33. The third stage is to consider all the circumstances of the case to enable the court to deal justly with the application paying particular regard to subparagraphs a) and b) as set out in rule 3.9 above. I accept it is a relevant consideration that the CPR compliant report has produced an almost identical result to the non-compliant report and so neither party is better or worse off as a result of the breach of the Practice Direction and remedy of the breach thereafter. The delay of 11 months (partly due to the delay in identifying the alleged breach) does not appear to have prejudiced either party. If the case is struck out I accept the Claimant may categorise this as a windfall defeat of an otherwise valid claim. If the claim is not struck out and time for compliance with paragraph 4.3 CPR16PD is extended until April 2018 the First Defendant is still capable of defending the claim on any grounds available to it. I accept that it is not really an adequate remedy for the Claimant to have the right to sue his solicitors as they may be aware of weaknesses in his case which this Defendant is unaware of.
34. Whilst I do not agree with the way the Claimant’s solicitors have sought to interpret the rules I accept their motivation in using the AMR report was to attempt to find a more proportionate way of providing expert evidence in NIHL cases. To that extent they were attempting to conduct litigation at proportionate cost although I think they were misguided in not obtaining a conventional medical report before issuing proceedings. Although this dispute has meant that the litigation has not been conducted efficiently it is sometimes necessary to put an issue before a court for a decision, particularly where the issue is new, and it may be relevant to a number of similar claims either now or in the future. This application has been heard by a Designated Civil Judge with the intention that it should be determinative of the issue in the future, subject of course to any successful appeal or decision by the Higher Courts. In my view, it would be a harsh application of the rules to strike out the particular case which was chosen as one of the first ones to be put before a court just because the interpretation of the rules favoured by the Claimant did not find favour with the Judge. Taking into account all the relevant circumstances I have decided it would not be just or proportionate to strike out the Claimants’ claim. I intend to extend the time for compliance with CPR 16PD par 4.3 until the day after service of Mr Zeitoun’s report which as I understand it would be 19th April 2018. Counsel for the Third Defendant was concerned at the hearing that this would in some way bind the court’s hands in terms of giving permission to rely on expert evidence at trial but I take the view that it does not because I have merely extended the time for filing and service of the report, not given the Claimant permission to rely on it at trial.”

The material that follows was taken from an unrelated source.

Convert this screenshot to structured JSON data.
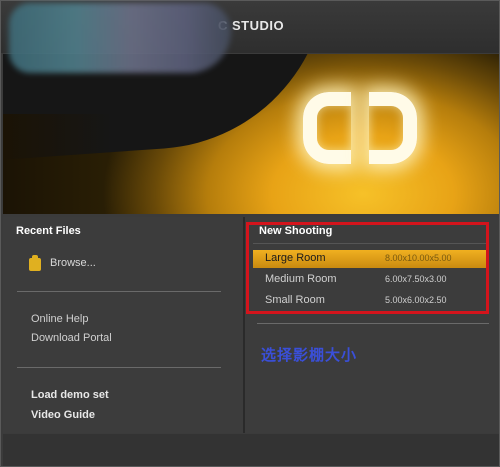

 Duce v Worcester Acute Hospitals NHS Trust  EWCA Civ 249
 Biguzzi v Rank Leisure Plc  1WLR 1926
 Waltham Chalet Park Ltd v Tallington Lakes Ltd [ 2014] EWCA Civ 1607